Professional Services and Award

He is a member of Science Council of Japan.

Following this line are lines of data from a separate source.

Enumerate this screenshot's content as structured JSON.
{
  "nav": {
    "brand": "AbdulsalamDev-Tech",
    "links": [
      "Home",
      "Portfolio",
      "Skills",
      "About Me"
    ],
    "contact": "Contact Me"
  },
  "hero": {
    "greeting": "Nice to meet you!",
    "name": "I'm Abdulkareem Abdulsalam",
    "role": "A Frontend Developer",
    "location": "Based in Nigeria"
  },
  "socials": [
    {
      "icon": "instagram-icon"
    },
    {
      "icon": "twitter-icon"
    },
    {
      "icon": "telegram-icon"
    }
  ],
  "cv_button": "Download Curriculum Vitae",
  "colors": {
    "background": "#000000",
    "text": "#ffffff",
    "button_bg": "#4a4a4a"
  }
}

He received the Japan Society of Coordination Chemistry Award (2007), Humboldt Research Award (2008), The Chemical Society of Japan Award (2009), Thomson Reuters Citation Laureate (Chemistry) (2010), The Medal with Purple Ribbon, Japanese Government (2011), The RSC de Gennes Prize (2013), The 10th Leo Esaki Prize (2013).

Japan Academy Award (2016) and ACS Fred Basolo Medal (2016), The 58th Fujihara Award (2017) Clarivate Analytics Highly Cited Researcher (2017), Chemistry for the Future Solvay Prize (2017).

Selected Publications

  1. “Soft porous crystals”, Satoshi Horike, Satoru Shimomura, Susumu Kitagawa, Nature Chem. 2009, 1, 695-704.
  2. “Selective sorption of oxygen and nitric oxide by an electron-donating flexible porous coordination polymer”, Satoru Shimomura, Masakazu Higuchi, Ryotaro Matsuda, Ko Yoneda, Yuh Hijikata, Yoshiki Kubota, Yoshimi Mita, Jungeun Kim, Masaki Takata and Susumu Kitagawa, Nature Chemistry, 2010, 2, 633-637.
  3. “Shape-Memory Nanopores Induced in Coordination Frameworks by Crystal Downsizing”, Yoko Sakata, Shuhei Furukawa, Mio Kondo, Kenji Hirai, Nao Horike, Yohei Takashima, Hiromitsu Uehara, Nicolas Louvain, Mikhail Meilikhov, Takaaki Tsuruoka, Seiji Isoda, Wataru Kosaka, Osami Sakata, Susumu Kitagawa, Science, 2013, 339, 193-196.
  4. “Localized cell stimulation by nitric oxide using a photoactive porous coordination polymer platform”, Stéphane Diring, Dan Ohtan Wang, Chiwon Kim, Mio Kondo, Yong Chen, Susumu Kitagawa, Ken-ichiro Kamei, Shuhei Furukawa, Nature Communications, 2013, 4, 2684.
  5. “Self-Accelerating CO Sorption in a Soft Nanoporous Crystal”, Hiroshi Sato, Wataru Kosaka,Ryotaro Matsuda, Akihiro Hori, Yuh Hijikata, Rodion V. Belosludov, Shigeyoshi Sakaki, Masaki Takata, Susumu Kitagawa, Science, 2014, 343, 167-170.

This event belongs to the following series